> **MATERIAL PROVIDED**
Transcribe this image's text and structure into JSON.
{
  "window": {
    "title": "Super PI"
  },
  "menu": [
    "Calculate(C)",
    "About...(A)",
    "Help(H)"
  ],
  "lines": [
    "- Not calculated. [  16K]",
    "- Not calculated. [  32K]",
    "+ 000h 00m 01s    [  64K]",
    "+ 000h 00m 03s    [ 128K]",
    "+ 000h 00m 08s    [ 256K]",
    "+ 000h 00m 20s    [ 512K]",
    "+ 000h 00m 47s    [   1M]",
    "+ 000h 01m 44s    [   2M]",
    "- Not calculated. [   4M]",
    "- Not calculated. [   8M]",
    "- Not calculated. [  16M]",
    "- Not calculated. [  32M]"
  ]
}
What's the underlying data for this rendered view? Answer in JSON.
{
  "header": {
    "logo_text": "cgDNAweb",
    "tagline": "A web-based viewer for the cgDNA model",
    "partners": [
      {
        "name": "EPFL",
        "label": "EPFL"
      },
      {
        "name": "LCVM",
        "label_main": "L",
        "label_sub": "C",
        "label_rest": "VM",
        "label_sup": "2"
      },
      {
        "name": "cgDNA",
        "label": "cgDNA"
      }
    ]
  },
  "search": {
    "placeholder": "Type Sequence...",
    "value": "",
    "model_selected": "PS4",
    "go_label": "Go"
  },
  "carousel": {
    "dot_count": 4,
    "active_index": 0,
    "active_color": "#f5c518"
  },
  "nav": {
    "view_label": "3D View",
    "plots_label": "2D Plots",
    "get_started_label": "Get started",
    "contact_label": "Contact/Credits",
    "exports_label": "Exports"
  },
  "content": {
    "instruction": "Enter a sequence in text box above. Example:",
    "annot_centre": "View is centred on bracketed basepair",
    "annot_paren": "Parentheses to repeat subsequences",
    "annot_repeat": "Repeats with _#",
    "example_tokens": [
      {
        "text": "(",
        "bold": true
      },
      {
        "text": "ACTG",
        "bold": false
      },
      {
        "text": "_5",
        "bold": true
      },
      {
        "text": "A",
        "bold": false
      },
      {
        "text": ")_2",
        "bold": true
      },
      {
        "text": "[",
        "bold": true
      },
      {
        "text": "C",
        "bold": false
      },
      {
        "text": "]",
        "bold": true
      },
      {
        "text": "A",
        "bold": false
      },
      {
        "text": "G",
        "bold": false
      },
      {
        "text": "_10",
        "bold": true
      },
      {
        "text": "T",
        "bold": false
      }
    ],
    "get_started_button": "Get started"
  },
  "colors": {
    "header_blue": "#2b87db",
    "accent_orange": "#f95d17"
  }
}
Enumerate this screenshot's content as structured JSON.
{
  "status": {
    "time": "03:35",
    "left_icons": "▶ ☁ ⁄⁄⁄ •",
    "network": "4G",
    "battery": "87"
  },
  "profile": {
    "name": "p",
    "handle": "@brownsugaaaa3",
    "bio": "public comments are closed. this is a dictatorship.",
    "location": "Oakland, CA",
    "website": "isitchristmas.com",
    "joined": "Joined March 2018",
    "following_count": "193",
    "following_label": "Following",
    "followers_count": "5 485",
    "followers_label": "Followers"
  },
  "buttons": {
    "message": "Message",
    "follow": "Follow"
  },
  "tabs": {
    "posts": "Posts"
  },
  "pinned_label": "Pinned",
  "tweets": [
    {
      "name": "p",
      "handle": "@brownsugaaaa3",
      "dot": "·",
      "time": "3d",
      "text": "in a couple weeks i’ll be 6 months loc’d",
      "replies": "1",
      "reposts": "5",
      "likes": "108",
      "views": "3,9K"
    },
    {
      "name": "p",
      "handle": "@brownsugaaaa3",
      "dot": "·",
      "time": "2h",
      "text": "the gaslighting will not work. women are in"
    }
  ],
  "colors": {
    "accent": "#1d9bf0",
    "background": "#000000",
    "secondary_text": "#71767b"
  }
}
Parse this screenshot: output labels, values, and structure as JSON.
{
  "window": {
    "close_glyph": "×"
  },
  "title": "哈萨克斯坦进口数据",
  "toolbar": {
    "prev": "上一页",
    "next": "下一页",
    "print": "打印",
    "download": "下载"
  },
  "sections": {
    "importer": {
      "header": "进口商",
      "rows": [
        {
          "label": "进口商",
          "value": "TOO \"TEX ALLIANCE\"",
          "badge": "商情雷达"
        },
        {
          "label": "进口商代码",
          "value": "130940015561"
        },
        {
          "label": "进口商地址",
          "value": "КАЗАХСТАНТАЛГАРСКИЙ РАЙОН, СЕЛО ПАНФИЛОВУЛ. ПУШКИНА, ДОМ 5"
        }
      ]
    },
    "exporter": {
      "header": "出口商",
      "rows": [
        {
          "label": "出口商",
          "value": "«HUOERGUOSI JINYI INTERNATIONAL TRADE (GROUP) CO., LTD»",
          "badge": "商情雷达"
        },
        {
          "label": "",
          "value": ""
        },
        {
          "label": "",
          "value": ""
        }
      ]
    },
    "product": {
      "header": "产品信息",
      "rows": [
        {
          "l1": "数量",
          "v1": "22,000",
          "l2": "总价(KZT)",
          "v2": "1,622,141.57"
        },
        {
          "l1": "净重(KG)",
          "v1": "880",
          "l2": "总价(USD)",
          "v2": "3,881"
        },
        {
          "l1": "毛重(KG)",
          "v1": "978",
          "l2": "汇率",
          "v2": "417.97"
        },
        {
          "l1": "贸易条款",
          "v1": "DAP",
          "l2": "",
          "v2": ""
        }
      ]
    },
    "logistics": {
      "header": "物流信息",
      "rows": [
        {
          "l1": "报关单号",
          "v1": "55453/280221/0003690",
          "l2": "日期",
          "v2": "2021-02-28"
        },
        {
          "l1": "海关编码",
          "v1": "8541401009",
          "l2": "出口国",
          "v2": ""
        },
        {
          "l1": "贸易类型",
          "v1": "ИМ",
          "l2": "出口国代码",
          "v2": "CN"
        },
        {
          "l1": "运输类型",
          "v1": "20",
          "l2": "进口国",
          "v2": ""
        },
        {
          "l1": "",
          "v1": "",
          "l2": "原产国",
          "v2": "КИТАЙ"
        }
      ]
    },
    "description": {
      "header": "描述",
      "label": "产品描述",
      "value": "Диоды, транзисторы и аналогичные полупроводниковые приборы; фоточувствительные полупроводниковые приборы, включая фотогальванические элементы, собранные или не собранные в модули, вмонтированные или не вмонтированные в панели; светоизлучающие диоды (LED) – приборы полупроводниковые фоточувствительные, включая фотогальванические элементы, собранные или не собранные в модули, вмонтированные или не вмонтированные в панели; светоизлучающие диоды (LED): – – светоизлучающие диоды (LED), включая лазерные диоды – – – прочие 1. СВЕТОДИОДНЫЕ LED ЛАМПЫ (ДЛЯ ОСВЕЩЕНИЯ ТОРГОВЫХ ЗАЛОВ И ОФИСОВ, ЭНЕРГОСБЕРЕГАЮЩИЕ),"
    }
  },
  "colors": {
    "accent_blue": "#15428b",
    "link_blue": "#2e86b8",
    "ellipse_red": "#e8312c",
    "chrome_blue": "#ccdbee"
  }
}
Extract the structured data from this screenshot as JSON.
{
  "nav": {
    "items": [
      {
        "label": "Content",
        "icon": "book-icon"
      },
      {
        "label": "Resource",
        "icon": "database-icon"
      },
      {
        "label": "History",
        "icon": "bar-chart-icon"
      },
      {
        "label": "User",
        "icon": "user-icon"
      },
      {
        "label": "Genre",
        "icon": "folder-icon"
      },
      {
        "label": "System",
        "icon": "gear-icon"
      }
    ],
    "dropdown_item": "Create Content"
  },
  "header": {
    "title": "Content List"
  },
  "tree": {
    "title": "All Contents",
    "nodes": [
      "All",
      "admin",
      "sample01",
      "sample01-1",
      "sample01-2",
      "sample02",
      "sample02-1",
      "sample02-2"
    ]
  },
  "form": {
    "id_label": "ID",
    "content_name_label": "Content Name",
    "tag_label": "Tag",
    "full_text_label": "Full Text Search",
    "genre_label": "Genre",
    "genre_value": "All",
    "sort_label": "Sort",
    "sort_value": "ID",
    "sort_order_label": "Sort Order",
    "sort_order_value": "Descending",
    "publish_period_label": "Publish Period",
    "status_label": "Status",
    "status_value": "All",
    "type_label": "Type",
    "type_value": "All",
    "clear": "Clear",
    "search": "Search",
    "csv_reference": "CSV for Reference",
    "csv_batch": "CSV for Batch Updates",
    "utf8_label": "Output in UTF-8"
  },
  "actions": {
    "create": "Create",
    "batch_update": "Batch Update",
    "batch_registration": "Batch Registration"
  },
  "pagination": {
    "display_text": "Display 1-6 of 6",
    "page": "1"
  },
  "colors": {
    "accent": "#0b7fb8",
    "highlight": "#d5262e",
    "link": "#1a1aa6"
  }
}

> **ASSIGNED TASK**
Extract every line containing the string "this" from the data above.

> **ANSWER TO THE EXERCISE**
Transcribe this image's text and structure into JSON.
What's the underlying data for this rendered view? Answer in JSON.
Enumerate this screenshot's content as structured JSON.
    "bio": "public comments are closed. this is a dictatorship.",
Parse this screenshot: output labels, values, and structure as JSON.
Extract the structured data from this screenshot as JSON.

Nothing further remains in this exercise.